<<<<

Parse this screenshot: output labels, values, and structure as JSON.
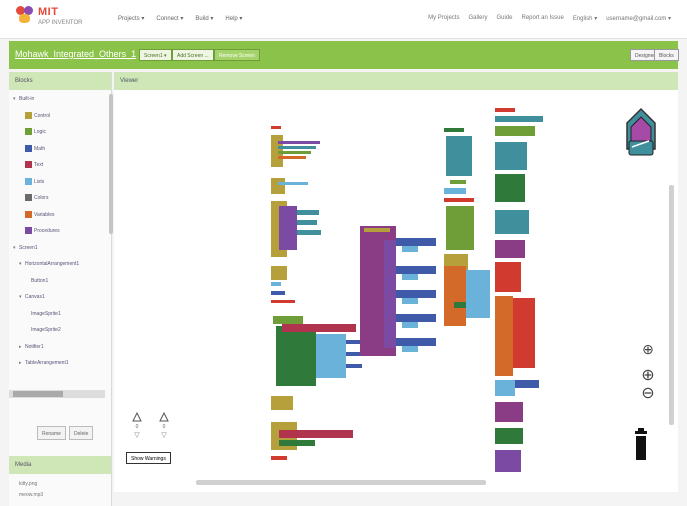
{
  "logo": {
    "title": "MIT",
    "subtitle": "APP INVENTOR"
  },
  "top_menu": [
    "Projects ▾",
    "Connect ▾",
    "Build ▾",
    "Help ▾"
  ],
  "top_links": [
    "My Projects",
    "Gallery",
    "Guide",
    "Report an Issue",
    "English ▾",
    "username@gmail.com ▾"
  ],
  "project": {
    "name": "Mohawk_Integrated_Others_1"
  },
  "green_buttons": [
    "Screen1 ▾",
    "Add Screen ...",
    "Remove Screen"
  ],
  "mode_buttons": [
    "Designer",
    "Blocks"
  ],
  "panel_title": "Blocks",
  "tree": [
    {
      "label": "Built-in",
      "indent": 0,
      "arrow": "▾",
      "color": ""
    },
    {
      "label": "Control",
      "indent": 2,
      "arrow": "",
      "color": "#b5a03b"
    },
    {
      "label": "Logic",
      "indent": 2,
      "arrow": "",
      "color": "#6f9d38"
    },
    {
      "label": "Math",
      "indent": 2,
      "arrow": "",
      "color": "#3f5aa8"
    },
    {
      "label": "Text",
      "indent": 2,
      "arrow": "",
      "color": "#b0344d"
    },
    {
      "label": "Lists",
      "indent": 2,
      "arrow": "",
      "color": "#6ab2d9"
    },
    {
      "label": "Colors",
      "indent": 2,
      "arrow": "",
      "color": "#6a6a6a"
    },
    {
      "label": "Variables",
      "indent": 2,
      "arrow": "",
      "color": "#d46a2a"
    },
    {
      "label": "Procedures",
      "indent": 2,
      "arrow": "",
      "color": "#7b4aa3"
    },
    {
      "label": "Screen1",
      "indent": 0,
      "arrow": "▾",
      "color": ""
    },
    {
      "label": "HorizontalArrangement1",
      "indent": 1,
      "arrow": "▾",
      "color": ""
    },
    {
      "label": "Button1",
      "indent": 3,
      "arrow": "",
      "color": ""
    },
    {
      "label": "Canvas1",
      "indent": 1,
      "arrow": "▾",
      "color": ""
    },
    {
      "label": "ImageSprite1",
      "indent": 3,
      "arrow": "",
      "color": ""
    },
    {
      "label": "ImageSprite2",
      "indent": 3,
      "arrow": "",
      "color": ""
    },
    {
      "label": "Notifier1",
      "indent": 1,
      "arrow": "▸",
      "color": ""
    },
    {
      "label": "TableArrangement1",
      "indent": 1,
      "arrow": "▸",
      "color": ""
    }
  ],
  "panel_buttons": [
    "Rename",
    "Delete"
  ],
  "media_title": "Media",
  "media_items": [
    "kitty.png",
    "meow.mp3"
  ],
  "viewer_title": "Viewer",
  "warnings": {
    "warning_count": "0",
    "error_count": "0",
    "toggle_label": "Show Warnings"
  },
  "workspace_controls": [
    "center-icon",
    "zoom-in-icon",
    "zoom-out-icon"
  ],
  "colors": {
    "brand_green": "#8bc34a",
    "panel_head": "#cfe6b6"
  }
}
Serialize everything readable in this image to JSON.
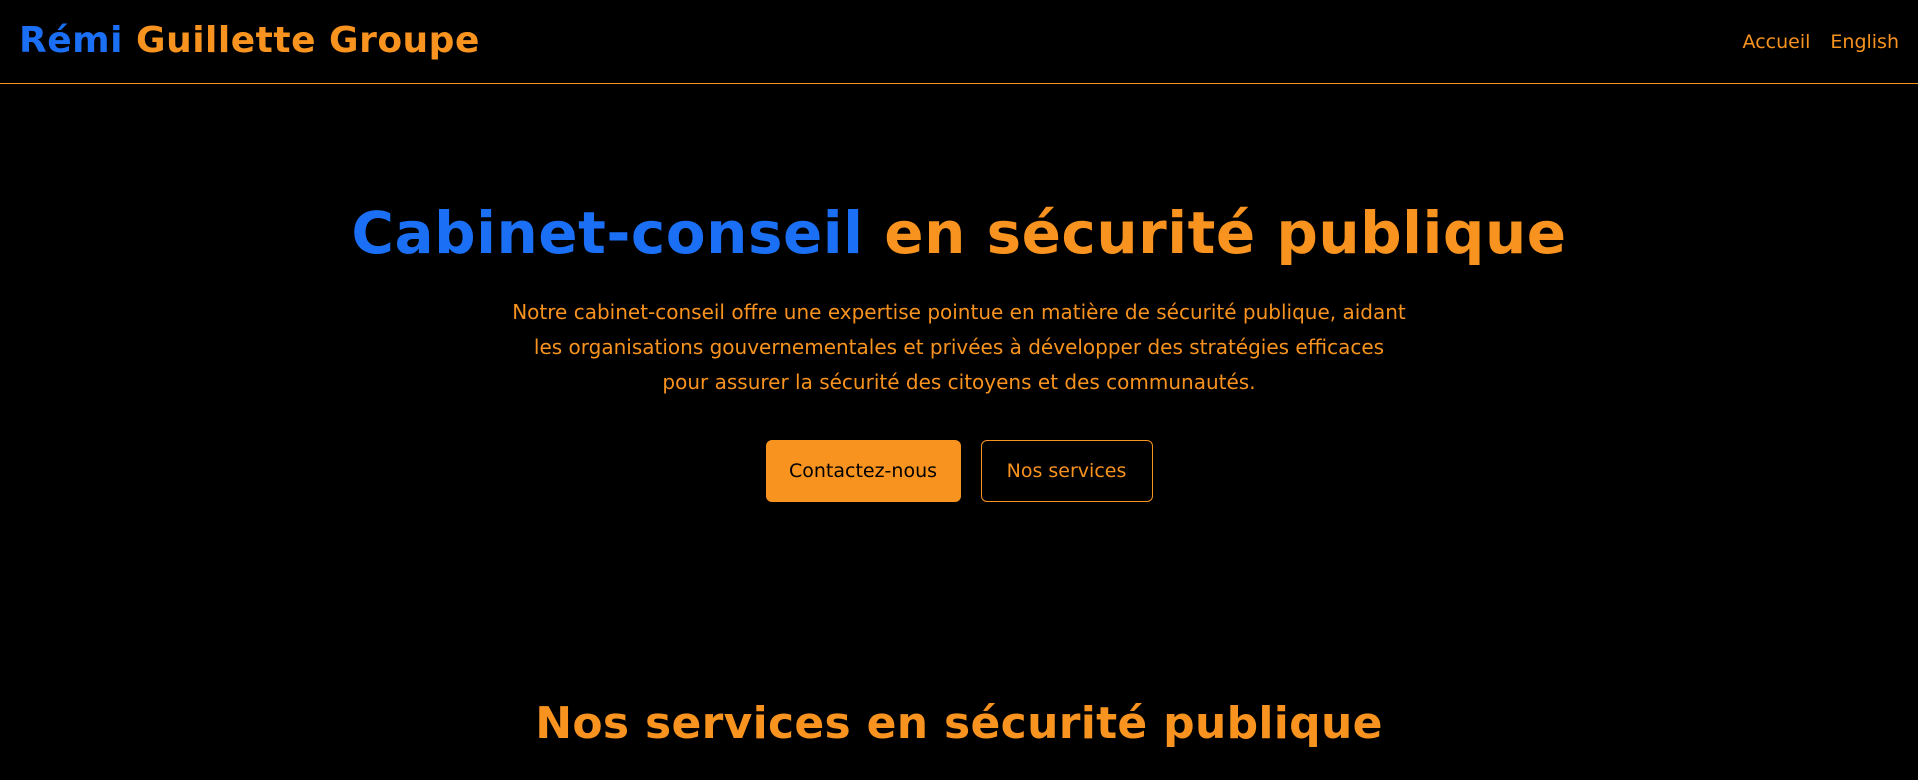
{
  "header": {
    "logo_first": "Rémi",
    "logo_rest": " Guillette Groupe",
    "nav": [
      {
        "label": "Accueil"
      },
      {
        "label": "English"
      }
    ]
  },
  "hero": {
    "title_blue": "Cabinet-conseil",
    "title_orange": " en sécurité publique",
    "description": "Notre cabinet-conseil offre une expertise pointue en matière de sécurité publique, aidant les organisations gouvernementales et privées à développer des stratégies efficaces pour assurer la sécurité des citoyens et des communautés.",
    "primary_button": "Contactez-nous",
    "secondary_button": "Nos services"
  },
  "services": {
    "title": "Nos services en sécurité publique"
  },
  "colors": {
    "background": "#000000",
    "accent_orange": "#f7931e",
    "accent_blue": "#1a6ff5"
  }
}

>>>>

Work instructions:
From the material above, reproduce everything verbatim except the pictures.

Answer to the problem:
Parse this screenshot: output labels, values, and structure as JSON.
{
  "logo": {
    "title": "MIT",
    "subtitle": "APP INVENTOR"
  },
  "top_menu": [
    "Projects ▾",
    "Connect ▾",
    "Build ▾",
    "Help ▾"
  ],
  "top_links": [
    "My Projects",
    "Gallery",
    "Guide",
    "Report an Issue",
    "English ▾",
    "username@gmail.com ▾"
  ],
  "project": {
    "name": "Mohawk_Integrated_Others_1"
  },
  "green_buttons": [
    "Screen1 ▾",
    "Add Screen ...",
    "Remove Screen"
  ],
  "mode_buttons": [
    "Designer",
    "Blocks"
  ],
  "panel_title": "Blocks",
  "tree": [
    {
      "label": "Built-in",
      "indent": 0,
      "arrow": "▾",
      "color": ""
    },
    {
      "label": "Control",
      "indent": 2,
      "arrow": "",
      "color": "#b5a03b"
    },
    {
      "label": "Logic",
      "indent": 2,
      "arrow": "",
      "color": "#6f9d38"
    },
    {
      "label": "Math",
      "indent": 2,
      "arrow": "",
      "color": "#3f5aa8"
    },
    {
      "label": "Text",
      "indent": 2,
      "arrow": "",
      "color": "#b0344d"
    },
    {
      "label": "Lists",
      "indent": 2,
      "arrow": "",
      "color": "#6ab2d9"
    },
    {
      "label": "Colors",
      "indent": 2,
      "arrow": "",
      "color": "#6a6a6a"
    },
    {
      "label": "Variables",
      "indent": 2,
      "arrow": "",
      "color": "#d46a2a"
    },
    {
      "label": "Procedures",
      "indent": 2,
      "arrow": "",
      "color": "#7b4aa3"
    },
    {
      "label": "Screen1",
      "indent": 0,
      "arrow": "▾",
      "color": ""
    },
    {
      "label": "HorizontalArrangement1",
      "indent": 1,
      "arrow": "▾",
      "color": ""
    },
    {
      "label": "Button1",
      "indent": 3,
      "arrow": "",
      "color": ""
    },
    {
      "label": "Canvas1",
      "indent": 1,
      "arrow": "▾",
      "color": ""
    },
    {
      "label": "ImageSprite1",
      "indent": 3,
      "arrow": "",
      "color": ""
    },
    {
      "label": "ImageSprite2",
      "indent": 3,
      "arrow": "",
      "color": ""
    },
    {
      "label": "Notifier1",
      "indent": 1,
      "arrow": "▸",
      "color": ""
    },
    {
      "label": "TableArrangement1",
      "indent": 1,
      "arrow": "▸",
      "color": ""
    }
  ],
  "panel_buttons": [
    "Rename",
    "Delete"
  ],
  "media_title": "Media",
  "media_items": [
    "kitty.png",
    "meow.mp3"
  ],
  "viewer_title": "Viewer",
  "warnings": {
    "warning_count": "0",
    "error_count": "0",
    "toggle_label": "Show Warnings"
  },
  "workspace_controls": [
    "center-icon",
    "zoom-in-icon",
    "zoom-out-icon"
  ],
  "colors": {
    "brand_green": "#8bc34a",
    "panel_head": "#cfe6b6"
  }
}
Serialize everything readable in this image to JSON.
{
  "header": {
    "logo_first": "Rémi",
    "logo_rest": " Guillette Groupe",
    "nav": [
      {
        "label": "Accueil"
      },
      {
        "label": "English"
      }
    ]
  },
  "hero": {
    "title_blue": "Cabinet-conseil",
    "title_orange": " en sécurité publique",
    "description": "Notre cabinet-conseil offre une expertise pointue en matière de sécurité publique, aidant les organisations gouvernementales et privées à développer des stratégies efficaces pour assurer la sécurité des citoyens et des communautés.",
    "primary_button": "Contactez-nous",
    "secondary_button": "Nos services"
  },
  "services": {
    "title": "Nos services en sécurité publique"
  },
  "colors": {
    "background": "#000000",
    "accent_orange": "#f7931e",
    "accent_blue": "#1a6ff5"
  }
}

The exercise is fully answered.